Putting the Secular Humanist Chair at the Table of Opinion in the Media
September 17, 2009
Why is it that when articles about religious skeptics appear in the newspapers they engender so many negative comments? Why is it that reporters feel a need to have "balance" in an article about secular humanists but not about churches?
Our Indiana Institute: Religion Under Examination provided a stimulus for an article in the Saturday, September 12 edition of the Indianapolis Star titled, "Religious Skeptics Believe Their Voices Will be Heard" . This article generated 125 comments many of which were critical. One comment was, "I can see making a personal decision not to believe in God. Actively working to subvert another's faith is scary." So, how is a conference which is purely voluntary in attendance "actively working to subvert another's faith"? What about all those church signs and billboards? Why do they feel threatened by one atheist billboard?
The same reporter wrote on his blog on Sunday, " Can Skeptics of Faith Do the Church a Favor ?" and on Monday, " Great Awakening of God Skeptics ". All of this prompted two Letters to the Editor--" Atheists Decry Beliefs, But They Have Their Own " and " Faith at Center of Many Humanitarian Efforts" --which were published on Wednesday of the same week. The comments (38 and 5) mostly came from our side of the fence. An article about a church's anniversary was published on the same Saturday to which there were no comments by readers.
Also, in the article about religious skeptics, there was a counter opinion offered by Lee Strobel and a local minister . No counter opinion in the article about the church. One of our members commented to me, "Funny, how they don't get anti-religious letters every time they do a story on a church or something. Nor, I have noticed, do they interview a humanist every time they talk about a church event in the same way that Lee Strobel was interviewed when they did a story on us". I passed on this comment to the reporter and got this response:
As for consulting non-believers on every religion story, you are on my radar and I could see coming to you in the future on a story like the Terri Schiavo controversy or something related to stem cell research. But, frankly, your numbers and influence are still small enough that I don't feel the need to call you everytime I would consult a Catholic source or an evangelical leader or a Jewish rabbi. I don't call Buddhists, Hindus and Muslims on every story, either. And often times, I cover the perspective of the CFI crowd by talking to scientists or scholars.
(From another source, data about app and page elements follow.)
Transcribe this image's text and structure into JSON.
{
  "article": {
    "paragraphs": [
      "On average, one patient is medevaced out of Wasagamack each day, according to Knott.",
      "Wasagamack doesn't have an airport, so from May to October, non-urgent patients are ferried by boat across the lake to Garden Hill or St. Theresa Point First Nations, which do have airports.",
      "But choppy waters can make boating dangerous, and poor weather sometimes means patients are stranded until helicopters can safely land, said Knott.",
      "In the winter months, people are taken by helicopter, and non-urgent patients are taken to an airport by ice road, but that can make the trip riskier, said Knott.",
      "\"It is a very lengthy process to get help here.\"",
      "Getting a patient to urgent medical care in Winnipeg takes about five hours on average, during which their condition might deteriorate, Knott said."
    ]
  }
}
In this case, your group was specificially taking aim at faith, making it a story that begged for "the other side." It was a no brainer. Without Strobel in there (or someone like him), we would have been justifiably hammered by believing readers. Besides, it made for a more balanced and more credible story.
Well, granted the church story was just about their anniversary and our conference subject matter did more directly criticize faith. However, there is a church story nearly every week. Is studying religion from a scholarly point of view any more "taking aim at faith" than the church message given in nearly every religious service and the church stories in general "taking aim at nonbelief"?
I am not suggesting that I should be consulted every time he runs a church story. However, I do question the fact that he felt it necessary to quote two religious people to make the story about our point of view "balanced."
Regardless, I thanked him for his excellent article. I am happy for any positive press we get and it did generate a lot of exposure for our group which has already translated into some new contacts for our mailing list. I view this as getting the secular humanist chair at the table of opinion. In the past that chair has not merely been empty but it has not even been at the table.
The local alternative newspaper, NUVO , ran a story on our program with Jeff Schweitzer, " Religious Morality as a Negative Force " yesterday, September 16. I don't expect as many negative comments on this one. The extremely religious people probably don't even pick up this publication.
At the school where I worked there was a religious person who would pick up copies of NUVO which were left on the tables in the teachers' lounge by other faculty members and throw them in the trash. I caught him once because he picked it up right in front of me. I took it out of the trash can and said to him, "Terry, I wanted to read that, so may some other people." Doubt it stopped him from censoring the reading material available to others when no one was watching.
So, why do religious folks feel so angry about another point of view being expressed? Why do newspapers feel the need to pacify them by showing their side in a story about an alternative point of view?